YOUR INSTRUCTIONS: Please reproduce the full listing exactly, with nothing added.
>>>>>
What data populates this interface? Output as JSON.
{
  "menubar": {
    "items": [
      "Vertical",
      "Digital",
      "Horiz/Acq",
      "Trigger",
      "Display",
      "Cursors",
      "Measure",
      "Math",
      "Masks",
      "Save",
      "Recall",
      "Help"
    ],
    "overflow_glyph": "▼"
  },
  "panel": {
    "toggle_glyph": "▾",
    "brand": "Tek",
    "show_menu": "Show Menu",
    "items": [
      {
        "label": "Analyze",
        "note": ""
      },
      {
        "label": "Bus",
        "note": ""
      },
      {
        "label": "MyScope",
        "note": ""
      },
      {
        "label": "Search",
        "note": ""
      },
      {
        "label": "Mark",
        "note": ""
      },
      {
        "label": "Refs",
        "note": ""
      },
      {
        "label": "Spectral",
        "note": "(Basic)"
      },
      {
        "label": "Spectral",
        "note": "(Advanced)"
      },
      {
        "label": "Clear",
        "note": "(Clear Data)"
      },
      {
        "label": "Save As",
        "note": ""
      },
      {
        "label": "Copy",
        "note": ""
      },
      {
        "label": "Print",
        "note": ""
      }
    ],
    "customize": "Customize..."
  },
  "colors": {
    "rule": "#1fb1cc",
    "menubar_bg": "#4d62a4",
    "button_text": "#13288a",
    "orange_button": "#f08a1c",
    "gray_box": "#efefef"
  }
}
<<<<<
TASK RESULT:
What data populates this interface? Output as JSON.
{
  "menubar": {
    "items": [
      "Vertical",
      "Digital",
      "Horiz/Acq",
      "Trigger",
      "Display",
      "Cursors",
      "Measure",
      "Math",
      "Masks",
      "Save",
      "Recall",
      "Help"
    ],
    "overflow_glyph": "▼"
  },
  "panel": {
    "toggle_glyph": "▾",
    "brand": "Tek",
    "show_menu": "Show Menu",
    "items": [
      {
        "label": "Analyze",
        "note": ""
      },
      {
        "label": "Bus",
        "note": ""
      },
      {
        "label": "MyScope",
        "note": ""
      },
      {
        "label": "Search",
        "note": ""
      },
      {
        "label": "Mark",
        "note": ""
      },
      {
        "label": "Refs",
        "note": ""
      },
      {
        "label": "Spectral",
        "note": "(Basic)"
      },
      {
        "label": "Spectral",
        "note": "(Advanced)"
      },
      {
        "label": "Clear",
        "note": "(Clear Data)"
      },
      {
        "label": "Save As",
        "note": ""
      },
      {
        "label": "Copy",
        "note": ""
      },
      {
        "label": "Print",
        "note": ""
      }
    ],
    "customize": "Customize..."
  },
  "colors": {
    "rule": "#1fb1cc",
    "menubar_bg": "#4d62a4",
    "button_text": "#13288a",
    "orange_button": "#f08a1c",
    "gray_box": "#efefef"
  }
}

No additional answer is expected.